From Thu Oct 23 22:15:09 2003
Date: Wed, 8 Oct 2003 09:52:58 -0500 (CDT)
From: “Mark Graffis” <>
Subject: Forestry monitor sounds alarm on logging in Myanmar
Article: 166225
To: undisclosed-recipients:;

Forestry monitor sounds alarm on logging in Myanmar

AFP, Terra.Wire, 8 October 2003

Myanmar's forests are being ravaged by logging fueled by voracious demand in China, forestry monitor Global Witness warned in a report on deforestation in the military-ruled state released Wednesday.

China, which borders Myanmar's northeastern Karen and Shan states, has boosted its economic influence with its smaller neighbour in recent years, with Beijing seeing friendship with Myanmar as an important strategic asset.

“Such economic cooperation became increasingly important, following the imposition of a logging ban in Yunnan in 1996 and a nationwide Chinese ban in 1998,” the Global Witness report said.

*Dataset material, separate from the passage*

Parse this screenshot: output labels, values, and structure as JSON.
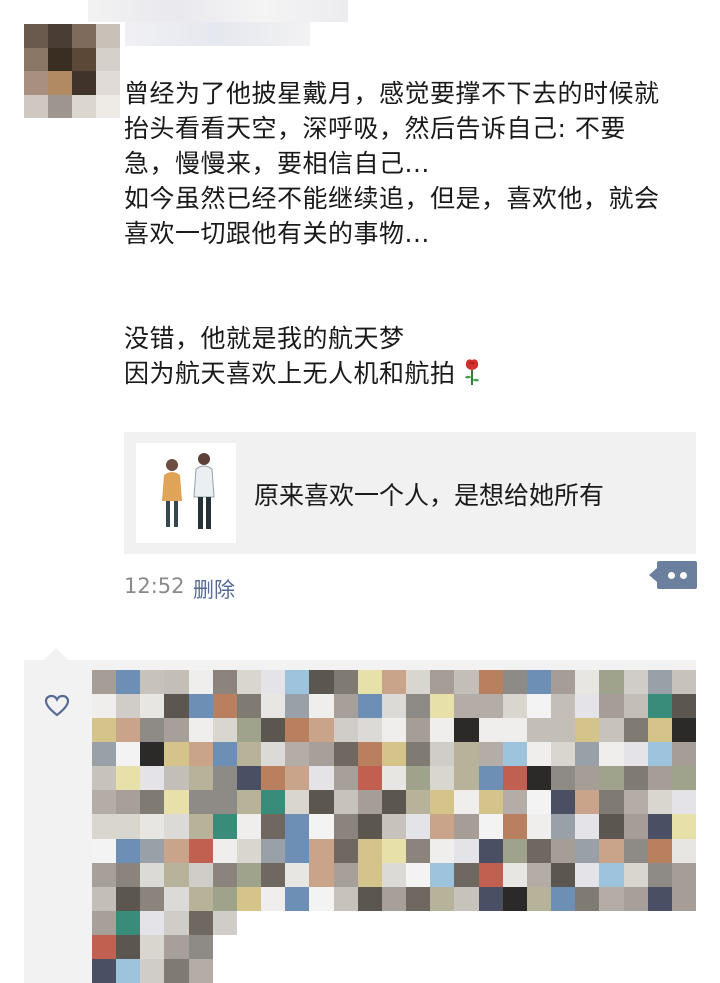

“It appears that China's concern for the environment ends at the border.” In 2001, legal timber exports were just over 688,000 square cubic metres, while China alone recorded imports of 850,000 square cubic metres, the report said, suggesting rampant illegal felling of trees.

“Logging has led to environmental destruction, particularly in Kachin state where Chinese logging companies have clear-cut vast swathes of virgin forests,” said the report.

The group estimates that the volume of timber exported from Kachin to China's Yunnan is at least 500,000 cubic metres a year.

The logging, controlled by a variety of armed ethnic groups, Myanmar's military and military intelligence wing, is “chaotic” and has led to the increased militarisation of the state, said the report.

“The local population has benefited little in economic terms but the powerful have enriched themselves as the environment, and thereby the prospect for future sustainable development, has been destroyed.” The report also found that border logging and the opium trade are linked.

“Drug traffickers have invested in logging to launder money, and logs have been hollowed out to conceal drugs,” the report said, adding that some drug eradication schemes have been used to justify large-scale logging by providing farmers with alternative income. Myanmar's military rulers are also covering up the extent of logging in the country formerly known as Burma, the report said.

“Commercial logging in areas of central Burma is probably not as destructive as that seen on the China-Burma border, but nevertheless chronic mismanagement has lead to a situation that does not correspond to the picture of sustainability in the forest sector painted by the regime,” it said.